> [Task to carry out]: Give the count of lines in the records below that contain "Products", with no other words.

Data extract Block Start

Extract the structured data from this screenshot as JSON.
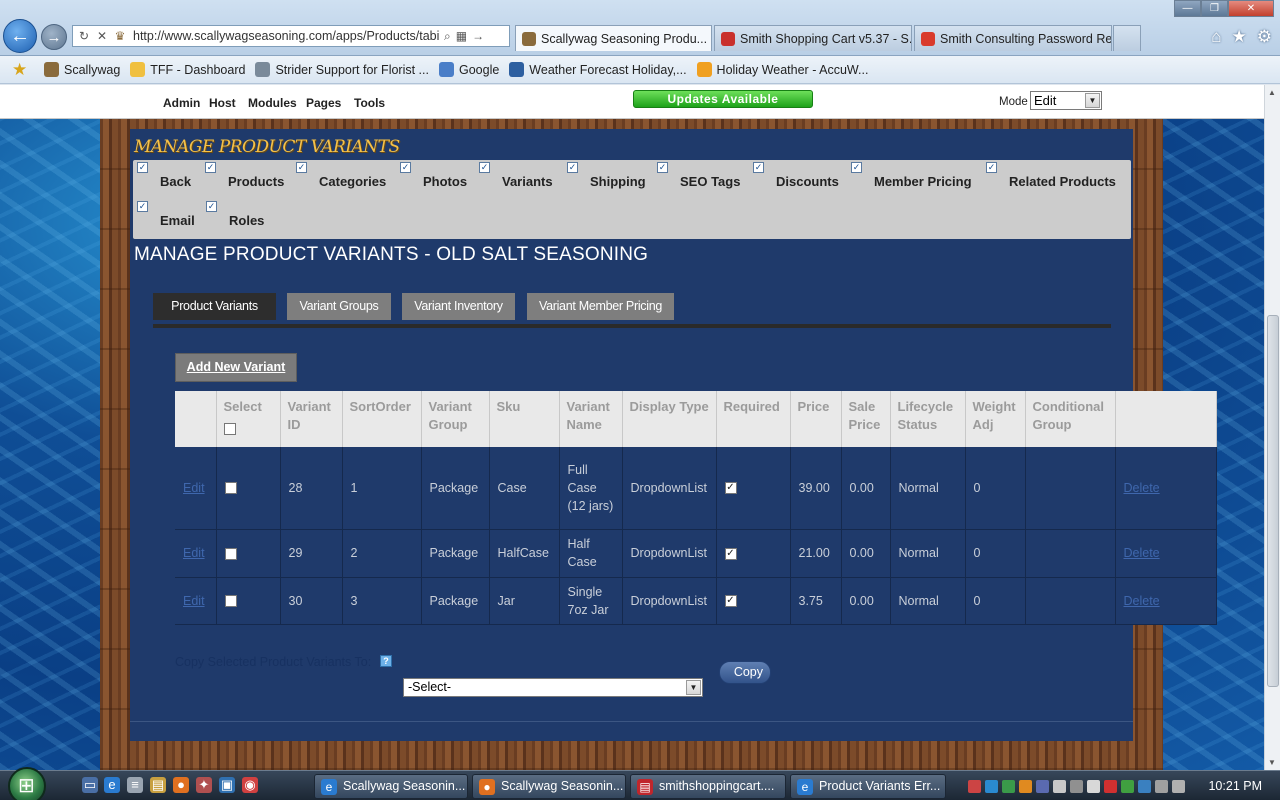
{
  "browser": {
    "address": "http://www.scallywagseasoning.com/apps/Products/tabic",
    "tabs": [
      {
        "title": "Scallywag Seasoning Produ...",
        "active": true
      },
      {
        "title": "Smith Shopping Cart v5.37 - S...",
        "active": false
      },
      {
        "title": "Smith Consulting Password Re...",
        "active": false
      }
    ],
    "favorites": [
      {
        "label": "Scallywag"
      },
      {
        "label": "TFF - Dashboard"
      },
      {
        "label": "Strider Support for Florist ..."
      },
      {
        "label": "Google"
      },
      {
        "label": "Weather Forecast Holiday,..."
      },
      {
        "label": "Holiday Weather - AccuW..."
      }
    ]
  },
  "control_bar": {
    "menu": [
      "Admin",
      "Host",
      "Modules",
      "Pages",
      "Tools"
    ],
    "updates": "Updates Available",
    "mode_label": "Mode",
    "mode_value": "Edit"
  },
  "module": {
    "title": "MANAGE PRODUCT VARIANTS",
    "action_menu": [
      "Back",
      "Products",
      "Categories",
      "Photos",
      "Variants",
      "Shipping",
      "SEO Tags",
      "Discounts",
      "Member Pricing",
      "Related Products",
      "Email",
      "Roles"
    ],
    "heading": "MANAGE PRODUCT VARIANTS - OLD SALT SEASONING",
    "sub_tabs": [
      {
        "label": "Product Variants",
        "selected": true
      },
      {
        "label": "Variant Groups",
        "selected": false
      },
      {
        "label": "Variant Inventory",
        "selected": false
      },
      {
        "label": "Variant Member Pricing",
        "selected": false
      }
    ],
    "add_button": "Add New Variant",
    "table": {
      "headers": [
        "",
        "Select",
        "Variant ID",
        "SortOrder",
        "Variant Group",
        "Sku",
        "Variant Name",
        "Display Type",
        "Required",
        "Price",
        "Sale Price",
        "Lifecycle Status",
        "Weight Adj",
        "Conditional Group",
        ""
      ],
      "rows": [
        {
          "edit": "Edit",
          "variant_id": "28",
          "sort_order": "1",
          "group": "Package",
          "sku": "Case",
          "name": "Full Case (12 jars)",
          "display_type": "DropdownList",
          "required": true,
          "price": "39.00",
          "sale_price": "0.00",
          "lifecycle": "Normal",
          "weight_adj": "0",
          "conditional_group": "",
          "delete": "Delete"
        },
        {
          "edit": "Edit",
          "variant_id": "29",
          "sort_order": "2",
          "group": "Package",
          "sku": "HalfCase",
          "name": "Half Case",
          "display_type": "DropdownList",
          "required": true,
          "price": "21.00",
          "sale_price": "0.00",
          "lifecycle": "Normal",
          "weight_adj": "0",
          "conditional_group": "",
          "delete": "Delete"
        },
        {
          "edit": "Edit",
          "variant_id": "30",
          "sort_order": "3",
          "group": "Package",
          "sku": "Jar",
          "name": "Single 7oz Jar",
          "display_type": "DropdownList",
          "required": true,
          "price": "3.75",
          "sale_price": "0.00",
          "lifecycle": "Normal",
          "weight_adj": "0",
          "conditional_group": "",
          "delete": "Delete"
        }
      ]
    },
    "copy_label": "Copy Selected Product Variants To:",
    "copy_select": "-Select-",
    "copy_button": "Copy"
  },
  "taskbar": {
    "buttons": [
      "Scallywag Seasonin...",
      "Scallywag Seasonin...",
      "smithshoppingcart....",
      "Product Variants Err..."
    ],
    "clock": "10:21 PM"
  },
  "icons": {
    "back": "back-arrow-icon",
    "forward": "forward-arrow-icon",
    "home": "home-icon",
    "favorites": "star-icon",
    "tools": "gear-icon",
    "help": "help-icon"
  },
  "colors": {
    "module_bg": "#1f3a6b",
    "module_title": "#f4c14a",
    "updates_green": "#1ea21a",
    "selected_tab": "#2d2d2d",
    "tab": "#7e7e7e"
  }
}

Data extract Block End

> [Solved problem]: 3